U.S. Appeals Injunction Against TikTok Ban
SAN FRANCISCO — The federal government on Thursday appealed a judge’s ruling that prevented the Trump administration from imposing a ban on TikTok, the viral video app owned by the Chinese company ByteDance.
In a filing to the U.S. Court of Appeals for the D.C. Circuit, the Justice Department argued that a preliminary injunction issued last month by Judge Carl Nichols in the U.S. District Court for the District of Columbia should be lifted.
A Justice Department spokeswoman said it had no further comment beyond the appeal. TikTok declined to comment. It was not immediately clear when the court might act on the government’s appeal.
The government’s decision to appeal the injunction, which delayed TikTok from being banned in U.S. app stores, further escalates the battle between the White House and ByteDance. The move is part of a Cold War between the United States and the Chinese government.

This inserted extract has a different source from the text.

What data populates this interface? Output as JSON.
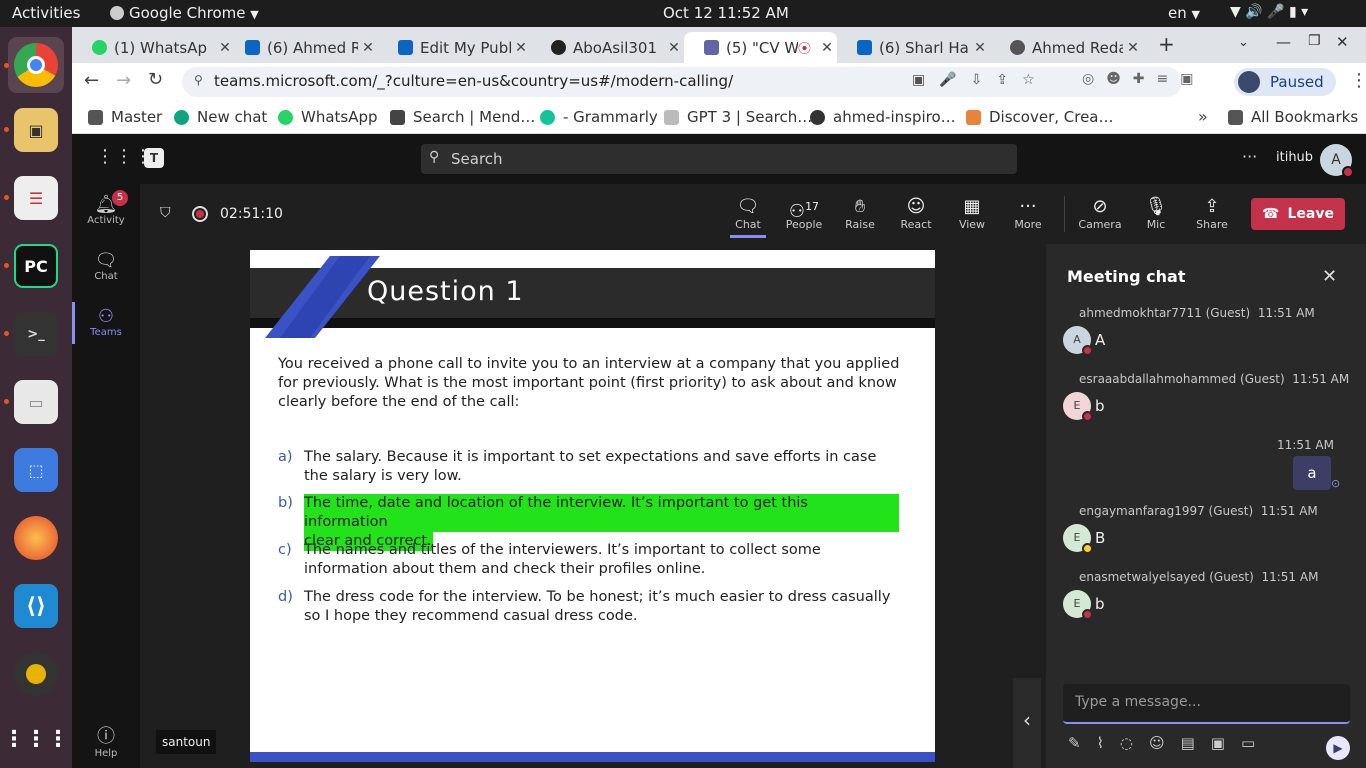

The Chinese government has for years prevented its citizens from using international apps like Facebook, Twitter and other communications services. Since President Trump took office, he has repeatedly moved to stop Chinese companies from investing in and acquiring American companies. Citing national security concerns, the administration has also sought to stop American citizens from using Chinese-owned apps and has worked to banish Chinese technology and hardware from American telecommunications networks.
Beyond TikTok, the Trump administration has sought to block WeChat, the popular messaging app owned by Tencent. Last month, the Commerce Department moved to block American companies like Google and Apple from hosting WeChat in their app stores, as well as bar companies from hosting its data or helping to deliver content to its users.
Scrutiny of TikTok began after ByteDance bought its forerunner, Musical.ly, in 2017. American officials began scrutinizing the deal for national security concerns last year. Mr. Trump and others have since publicly said TikTok poses a threat because it collects data on Americans.
In August, Mr. Trump issued an executive order that effectively mandated that TikTok sell its U.S. operations or halt transactions in the United States. ByteDance has since negotiated a deal to create a new entity, TikTok Global, in which two American companies, Oracle and Walmart, would own a 20 percent stake. But the deal has not been completed.
After the White House forced TikTok to seek a deal to sell off the American parts of its business, the Chinese government also responded by changing some of its laws to prohibit the technology company from doing so.